The City of El Paso Department of Public Health announced Wednesday that two more people have died from the flu this season.
The number of flu-related deaths this season is now 13.
The two most recent deaths involve an elderly and a middle-aged man, both of whom contracted the H1N1 virus strain, health officials said.
Health officials say that 12 of the 13 individuals were not vaccinated against the flu.
"It means that not being vaccinated gives every single individual a higher risk to contract and develop the disease with the risk of dying," said Fernando Gonzalez, the lead epidemiologist at the El Paso Department of Health.
Another health department official said he would not describe the number of deaths in this amount of time as high but added that the flu can always be deadly.
There have been rumors on the internet and elsewhere that the true number of flu deaths in El Paso is higher but that people who died initially had flu-like symptoms and weren't tested until later and tested negative for it. By then, the flu had passed from them and they contracted another illness which they died from.
"I'm told that the ... scenario regarding flu systems not being tested in time is actually a possibility," said health dept. spokesman Armando Saldivar. "My director Robert Resendes wanted me to point out that the data we collect/report is based on laboratory positive cases. There are preliminary tests that can be done, that will at times be negative once further testing is conducted."
So far this season the Department has confirmed a total of 2,248 cases of influenza in El Paso. The number of Type B influenza cases has increased slightly over the past week, but the majority of all cases remains Type A.
Health officials say the number of new cases reported in the past week shows a decline but they are still urging the public to protect themselves and their families.
“The flu season is not over and the virus is still out there. We know the flu virus can continue to infect people well into spring, and it will if we don’t keep our guard up,” said Gonzalez. “The number of deaths, the number of cases, and the number of patients being treated in area hospitals should serve as a reminder that this battle is not over,” he added.
It does take about two weeks for the flu vaccine to become fully effective what's it's been given to someone.
The Department’s Immunization Program has limited quantities of the flu vaccine for both adults and children. Flu vaccines are available for children ages six months to 18-years-old who do not have health insurance and who meet eligibility requirements. The cost is $10. Adult flu vaccines are provided for $35. Clients are urged to contact the clinic of their choice to verify availability of both the children’s and adult vaccines prior to their visit. Residents may also consult with their primary care provider or a local retail outlet of their choice in order to obtain the adult vaccine. You may also call the 2-1-1 Information and Referral Center to help find a location near you where the vaccine is available.
In addition, Department officials are asking residents to practice the “4 C’s”. These recommendations have proven to be effective in preventing the spread of the flu virus.
- CLEAN-Wash your hands often. Scrub your hands for at least 30 seconds with soap and water, or use an alcohol-based hand cleaner.
- COVER-Cover your cough. Use a tissue to cover your mouth and nose when you cough or sneeze. Don’t have a tissue? The crook of your elbow will do.

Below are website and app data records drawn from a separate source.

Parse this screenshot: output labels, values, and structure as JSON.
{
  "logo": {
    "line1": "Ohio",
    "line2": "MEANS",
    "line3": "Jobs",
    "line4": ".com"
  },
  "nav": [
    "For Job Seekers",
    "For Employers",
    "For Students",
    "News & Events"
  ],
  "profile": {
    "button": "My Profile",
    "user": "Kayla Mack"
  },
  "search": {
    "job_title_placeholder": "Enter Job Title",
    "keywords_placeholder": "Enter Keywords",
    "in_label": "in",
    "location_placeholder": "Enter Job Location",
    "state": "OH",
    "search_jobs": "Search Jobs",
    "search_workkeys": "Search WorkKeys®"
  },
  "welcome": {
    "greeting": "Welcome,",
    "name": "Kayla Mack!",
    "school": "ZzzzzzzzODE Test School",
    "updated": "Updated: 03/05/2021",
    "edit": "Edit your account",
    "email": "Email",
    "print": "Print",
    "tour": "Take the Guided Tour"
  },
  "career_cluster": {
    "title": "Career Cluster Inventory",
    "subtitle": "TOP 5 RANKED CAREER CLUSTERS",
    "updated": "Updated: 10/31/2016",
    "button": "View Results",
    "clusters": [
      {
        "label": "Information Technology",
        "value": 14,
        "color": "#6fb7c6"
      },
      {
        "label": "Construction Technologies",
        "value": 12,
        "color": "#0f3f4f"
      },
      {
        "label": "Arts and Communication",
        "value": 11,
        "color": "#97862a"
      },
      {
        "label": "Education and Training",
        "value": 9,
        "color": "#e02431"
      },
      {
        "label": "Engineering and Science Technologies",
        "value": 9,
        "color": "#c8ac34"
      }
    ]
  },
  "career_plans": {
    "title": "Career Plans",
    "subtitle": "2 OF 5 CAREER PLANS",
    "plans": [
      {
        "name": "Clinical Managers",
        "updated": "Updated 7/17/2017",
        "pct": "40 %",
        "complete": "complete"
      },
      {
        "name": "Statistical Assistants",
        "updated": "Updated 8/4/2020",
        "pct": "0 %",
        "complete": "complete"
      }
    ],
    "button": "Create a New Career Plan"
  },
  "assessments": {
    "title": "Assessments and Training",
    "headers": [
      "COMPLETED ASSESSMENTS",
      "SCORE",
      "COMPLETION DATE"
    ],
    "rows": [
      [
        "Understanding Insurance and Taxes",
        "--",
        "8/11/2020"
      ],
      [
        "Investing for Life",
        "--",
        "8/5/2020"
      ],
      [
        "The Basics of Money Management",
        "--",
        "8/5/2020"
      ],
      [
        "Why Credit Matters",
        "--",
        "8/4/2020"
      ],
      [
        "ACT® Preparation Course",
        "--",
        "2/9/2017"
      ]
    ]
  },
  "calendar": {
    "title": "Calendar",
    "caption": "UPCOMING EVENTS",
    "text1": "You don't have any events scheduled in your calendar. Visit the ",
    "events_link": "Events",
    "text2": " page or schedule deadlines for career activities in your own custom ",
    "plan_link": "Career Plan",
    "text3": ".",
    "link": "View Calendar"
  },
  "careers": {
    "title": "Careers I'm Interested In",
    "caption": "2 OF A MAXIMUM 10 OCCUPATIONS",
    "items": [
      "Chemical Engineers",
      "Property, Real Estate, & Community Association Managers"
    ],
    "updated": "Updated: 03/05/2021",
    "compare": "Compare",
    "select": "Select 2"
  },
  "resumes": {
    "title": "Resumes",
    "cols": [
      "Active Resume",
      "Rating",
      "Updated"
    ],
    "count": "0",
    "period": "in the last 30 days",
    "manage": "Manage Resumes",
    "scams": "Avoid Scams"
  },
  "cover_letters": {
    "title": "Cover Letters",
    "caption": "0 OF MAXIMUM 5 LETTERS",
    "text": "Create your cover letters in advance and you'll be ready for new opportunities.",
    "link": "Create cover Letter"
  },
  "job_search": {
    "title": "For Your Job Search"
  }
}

- CONTAIN-Contain germs by steering clear of others who are sick. If you do get sick, stay home until you’re well again, so you don’t spread more germs.
- CALL-Call or see your doctor if you or your child has a fever of greater than 100 degrees.
For more information on preventing the flu visit: www.EPHealth.com and click on the flu prevention page. In addition, agencies or organizations interested in a Speakers Bureau presentation may click on the Special Projects tab and request a presentation on flu prevention.